» Task item:
Here are some entries; quote each one exactly.

» Dataset rows describing interfaces:
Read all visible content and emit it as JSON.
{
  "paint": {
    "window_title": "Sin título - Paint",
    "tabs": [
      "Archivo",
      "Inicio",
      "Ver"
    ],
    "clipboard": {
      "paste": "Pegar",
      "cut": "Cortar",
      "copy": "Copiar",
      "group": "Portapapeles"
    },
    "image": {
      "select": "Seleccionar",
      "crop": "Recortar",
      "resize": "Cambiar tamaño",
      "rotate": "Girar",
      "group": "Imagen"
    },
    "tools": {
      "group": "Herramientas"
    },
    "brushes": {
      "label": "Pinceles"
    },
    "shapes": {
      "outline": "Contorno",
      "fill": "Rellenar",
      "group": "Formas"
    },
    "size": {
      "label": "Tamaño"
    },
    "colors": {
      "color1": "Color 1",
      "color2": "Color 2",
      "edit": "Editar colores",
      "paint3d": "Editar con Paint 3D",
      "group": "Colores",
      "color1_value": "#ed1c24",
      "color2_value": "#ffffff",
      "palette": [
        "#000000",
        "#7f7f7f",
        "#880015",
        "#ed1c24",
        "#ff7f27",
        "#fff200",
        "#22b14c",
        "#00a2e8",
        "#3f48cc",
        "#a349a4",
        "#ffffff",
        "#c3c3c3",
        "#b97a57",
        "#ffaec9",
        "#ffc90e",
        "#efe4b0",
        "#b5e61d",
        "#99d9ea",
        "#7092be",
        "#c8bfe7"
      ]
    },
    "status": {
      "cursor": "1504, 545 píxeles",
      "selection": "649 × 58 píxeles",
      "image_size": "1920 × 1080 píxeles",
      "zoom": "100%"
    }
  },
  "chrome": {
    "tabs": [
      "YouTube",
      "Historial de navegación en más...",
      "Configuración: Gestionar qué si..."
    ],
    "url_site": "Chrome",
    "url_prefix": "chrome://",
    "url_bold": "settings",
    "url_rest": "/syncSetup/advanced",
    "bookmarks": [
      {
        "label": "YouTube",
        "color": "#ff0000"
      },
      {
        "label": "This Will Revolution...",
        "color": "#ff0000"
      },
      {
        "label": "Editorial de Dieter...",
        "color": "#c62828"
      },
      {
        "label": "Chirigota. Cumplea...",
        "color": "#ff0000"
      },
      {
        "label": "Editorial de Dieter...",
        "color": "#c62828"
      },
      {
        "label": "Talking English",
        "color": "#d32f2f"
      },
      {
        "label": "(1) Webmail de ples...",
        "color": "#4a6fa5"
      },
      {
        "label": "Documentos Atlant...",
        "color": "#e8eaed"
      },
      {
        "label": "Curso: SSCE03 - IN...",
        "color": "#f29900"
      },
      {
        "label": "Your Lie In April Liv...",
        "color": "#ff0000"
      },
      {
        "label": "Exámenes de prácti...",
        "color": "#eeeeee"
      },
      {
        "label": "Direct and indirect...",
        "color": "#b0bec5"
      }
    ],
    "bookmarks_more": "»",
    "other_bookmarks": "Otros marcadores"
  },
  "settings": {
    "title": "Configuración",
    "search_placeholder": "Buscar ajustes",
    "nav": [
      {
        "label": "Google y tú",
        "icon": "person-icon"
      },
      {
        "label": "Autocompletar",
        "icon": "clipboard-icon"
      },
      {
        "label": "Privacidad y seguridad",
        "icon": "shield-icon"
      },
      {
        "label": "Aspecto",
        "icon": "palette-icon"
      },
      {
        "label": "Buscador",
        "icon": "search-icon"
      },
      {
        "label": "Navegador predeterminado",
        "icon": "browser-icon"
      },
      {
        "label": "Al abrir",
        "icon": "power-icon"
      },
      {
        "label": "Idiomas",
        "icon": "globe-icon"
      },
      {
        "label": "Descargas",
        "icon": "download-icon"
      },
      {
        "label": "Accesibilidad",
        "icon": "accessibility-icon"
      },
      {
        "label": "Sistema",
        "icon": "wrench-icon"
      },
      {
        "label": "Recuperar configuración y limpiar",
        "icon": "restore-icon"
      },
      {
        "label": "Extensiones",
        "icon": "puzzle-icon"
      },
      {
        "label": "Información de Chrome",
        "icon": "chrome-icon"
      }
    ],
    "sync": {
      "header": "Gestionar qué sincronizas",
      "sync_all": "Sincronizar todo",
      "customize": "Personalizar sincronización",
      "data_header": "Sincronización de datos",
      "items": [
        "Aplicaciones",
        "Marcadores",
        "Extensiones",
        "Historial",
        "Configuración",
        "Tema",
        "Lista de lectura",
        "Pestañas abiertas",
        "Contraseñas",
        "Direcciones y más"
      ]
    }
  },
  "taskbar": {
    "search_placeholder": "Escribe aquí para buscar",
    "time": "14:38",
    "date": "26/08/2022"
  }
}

» Result for this exercise:
Read all visible content and emit it as JSON.
{
  "paint": {
    "window_title": "Sin título - Paint",
    "tabs": [
      "Archivo",
      "Inicio",
      "Ver"
    ],
    "clipboard": {
      "paste": "Pegar",
      "cut": "Cortar",
      "copy": "Copiar",
      "group": "Portapapeles"
    },
    "image": {
      "select": "Seleccionar",
      "crop": "Recortar",
      "resize": "Cambiar tamaño",
      "rotate": "Girar",
      "group": "Imagen"
    },
    "tools": {
      "group": "Herramientas"
    },
    "brushes": {
      "label": "Pinceles"
    },
    "shapes": {
      "outline": "Contorno",
      "fill": "Rellenar",
      "group": "Formas"
    },
    "size": {
      "label": "Tamaño"
    },
    "colors": {
      "color1": "Color 1",
      "color2": "Color 2",
      "edit": "Editar colores",
      "paint3d": "Editar con Paint 3D",
      "group": "Colores",
      "color1_value": "#ed1c24",
      "color2_value": "#ffffff",
      "palette": [
        "#000000",
        "#7f7f7f",
        "#880015",
        "#ed1c24",
        "#ff7f27",
        "#fff200",
        "#22b14c",
        "#00a2e8",
        "#3f48cc",
        "#a349a4",
        "#ffffff",
        "#c3c3c3",
        "#b97a57",
        "#ffaec9",
        "#ffc90e",
        "#efe4b0",
        "#b5e61d",
        "#99d9ea",
        "#7092be",
        "#c8bfe7"
      ]
    },
    "status": {
      "cursor": "1504, 545 píxeles",
      "selection": "649 × 58 píxeles",
      "image_size": "1920 × 1080 píxeles",
      "zoom": "100%"
    }
  },
  "chrome": {
    "tabs": [
      "YouTube",
      "Historial de navegación en más...",
      "Configuración: Gestionar qué si..."
    ],
    "url_site": "Chrome",
    "url_prefix": "chrome://",
    "url_bold": "settings",
    "url_rest": "/syncSetup/advanced",
    "bookmarks": [
      {
        "label": "YouTube",
        "color": "#ff0000"
      },
      {
        "label": "This Will Revolution...",
        "color": "#ff0000"
      },
      {
        "label": "Editorial de Dieter...",
        "color": "#c62828"
      },
      {
        "label": "Chirigota. Cumplea...",
        "color": "#ff0000"
      },
      {
        "label": "Editorial de Dieter...",
        "color": "#c62828"
      },
      {
        "label": "Talking English",
        "color": "#d32f2f"
      },
      {
        "label": "(1) Webmail de ples...",
        "color": "#4a6fa5"
      },
      {
        "label": "Documentos Atlant...",
        "color": "#e8eaed"
      },
      {
        "label": "Curso: SSCE03 - IN...",
        "color": "#f29900"
      },
      {
        "label": "Your Lie In April Liv...",
        "color": "#ff0000"
      },
      {
        "label": "Exámenes de prácti...",
        "color": "#eeeeee"
      },
      {
        "label": "Direct and indirect...",
        "color": "#b0bec5"
      }
    ],
    "bookmarks_more": "»",
    "other_bookmarks": "Otros marcadores"
  },
  "settings": {
    "title": "Configuración",
    "search_placeholder": "Buscar ajustes",
    "nav": [
      {
        "label": "Google y tú",
        "icon": "person-icon"
      },
      {
        "label": "Autocompletar",
        "icon": "clipboard-icon"
      },
      {
        "label": "Privacidad y seguridad",
        "icon": "shield-icon"
      },
      {
        "label": "Aspecto",
        "icon": "palette-icon"
      },
      {
        "label": "Buscador",
        "icon": "search-icon"
      },
      {
        "label": "Navegador predeterminado",
        "icon": "browser-icon"
      },
      {
        "label": "Al abrir",
        "icon": "power-icon"
      },
      {
        "label": "Idiomas",
        "icon": "globe-icon"
      },
      {
        "label": "Descargas",
        "icon": "download-icon"
      },
      {
        "label": "Accesibilidad",
        "icon": "accessibility-icon"
      },
      {
        "label": "Sistema",
        "icon": "wrench-icon"
      },
      {
        "label": "Recuperar configuración y limpiar",
        "icon": "restore-icon"
      },
      {
        "label": "Extensiones",
        "icon": "puzzle-icon"
      },
      {
        "label": "Información de Chrome",
        "icon": "chrome-icon"
      }
    ],
    "sync": {
      "header": "Gestionar qué sincronizas",
      "sync_all": "Sincronizar todo",
      "customize": "Personalizar sincronización",
      "data_header": "Sincronización de datos",
      "items": [
        "Aplicaciones",
        "Marcadores",
        "Extensiones",
        "Historial",
        "Configuración",
        "Tema",
        "Lista de lectura",
        "Pestañas abiertas",
        "Contraseñas",
        "Direcciones y más"
      ]
    }
  },
  "taskbar": {
    "search_placeholder": "Escribe aquí para buscar",
    "time": "14:38",
    "date": "26/08/2022"
  }
}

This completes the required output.